# [EXERCISE DETAILS]
The output is a word-for-word repeat of the listing below, free of images.

++++++++++++++++++++

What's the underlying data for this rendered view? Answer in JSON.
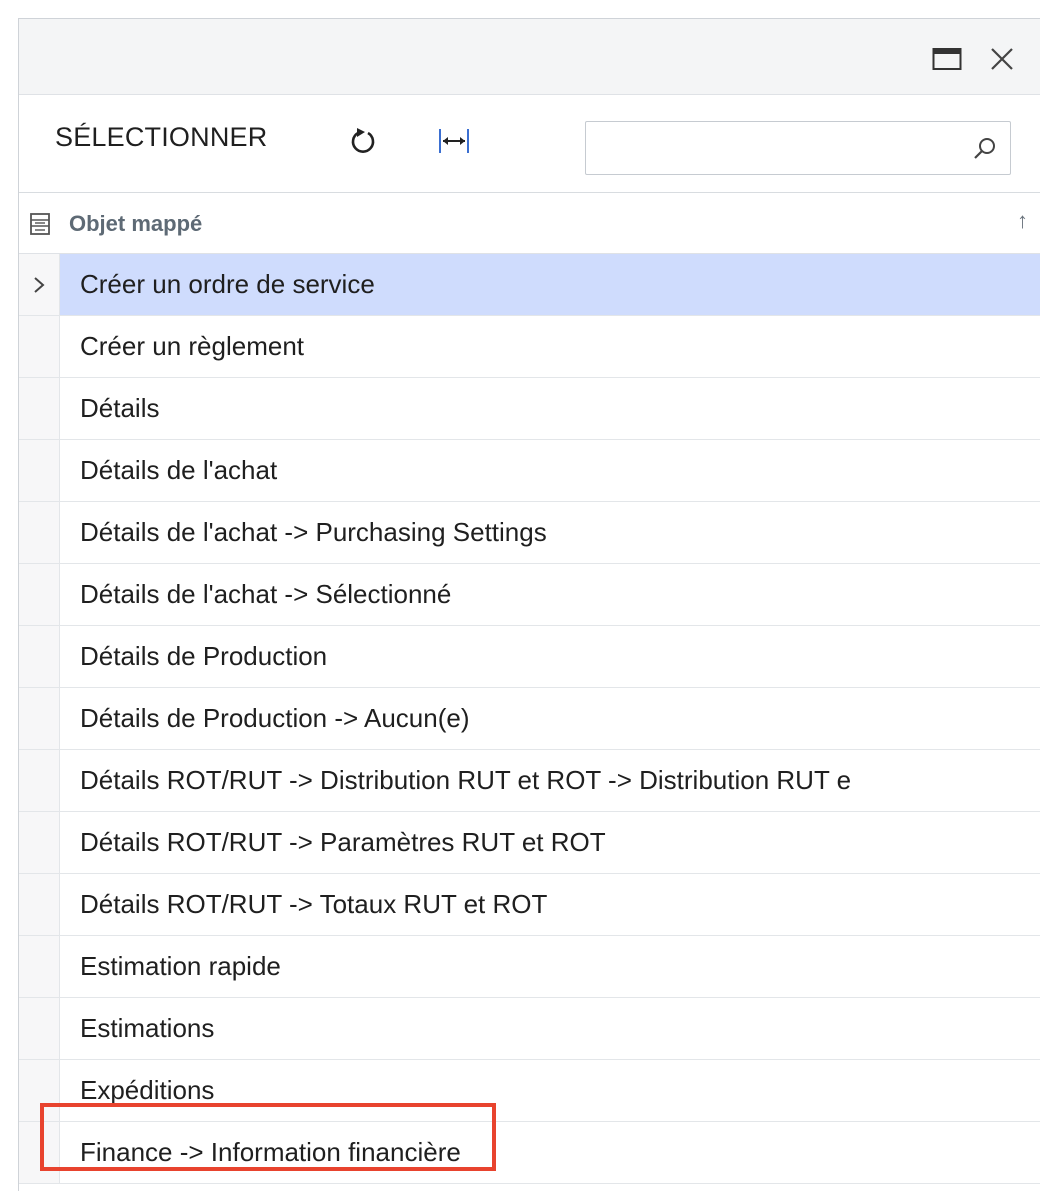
{
  "toolbar": {
    "select_label": "SÉLECTIONNER",
    "refresh_icon": "refresh-icon",
    "fit_icon": "fit-columns-icon",
    "search_value": "",
    "search_icon": "search-icon"
  },
  "window": {
    "maximize_icon": "maximize-icon",
    "close_icon": "close-icon"
  },
  "grid": {
    "column_header": "Objet mappé",
    "sort_indicator": "↑",
    "selected_row_index": 0,
    "rows": [
      "Créer un ordre de service",
      "Créer un règlement",
      "Détails",
      "Détails de l'achat",
      "Détails de l'achat -> Purchasing Settings",
      "Détails de l'achat -> Sélectionné",
      "Détails de Production",
      "Détails de Production -> Aucun(e)",
      "Détails ROT/RUT -> Distribution RUT et ROT -> Distribution RUT e",
      "Détails ROT/RUT -> Paramètres RUT et ROT",
      "Détails ROT/RUT -> Totaux RUT et ROT",
      "Estimation rapide",
      "Estimations",
      "Expéditions",
      "Finance -> Information financière"
    ]
  },
  "colors": {
    "selected_row": "#cfdcfd",
    "highlight": "#e8432e"
  }
}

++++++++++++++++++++

# [EXERCISE RESPONSE]
What's the underlying data for this rendered view? Answer in JSON.
{
  "toolbar": {
    "select_label": "SÉLECTIONNER",
    "refresh_icon": "refresh-icon",
    "fit_icon": "fit-columns-icon",
    "search_value": "",
    "search_icon": "search-icon"
  },
  "window": {
    "maximize_icon": "maximize-icon",
    "close_icon": "close-icon"
  },
  "grid": {
    "column_header": "Objet mappé",
    "sort_indicator": "↑",
    "selected_row_index": 0,
    "rows": [
      "Créer un ordre de service",
      "Créer un règlement",
      "Détails",
      "Détails de l'achat",
      "Détails de l'achat -> Purchasing Settings",
      "Détails de l'achat -> Sélectionné",
      "Détails de Production",
      "Détails de Production -> Aucun(e)",
      "Détails ROT/RUT -> Distribution RUT et ROT -> Distribution RUT e",
      "Détails ROT/RUT -> Paramètres RUT et ROT",
      "Détails ROT/RUT -> Totaux RUT et ROT",
      "Estimation rapide",
      "Estimations",
      "Expéditions",
      "Finance -> Information financière"
    ]
  },
  "colors": {
    "selected_row": "#cfdcfd",
    "highlight": "#e8432e"
  }
}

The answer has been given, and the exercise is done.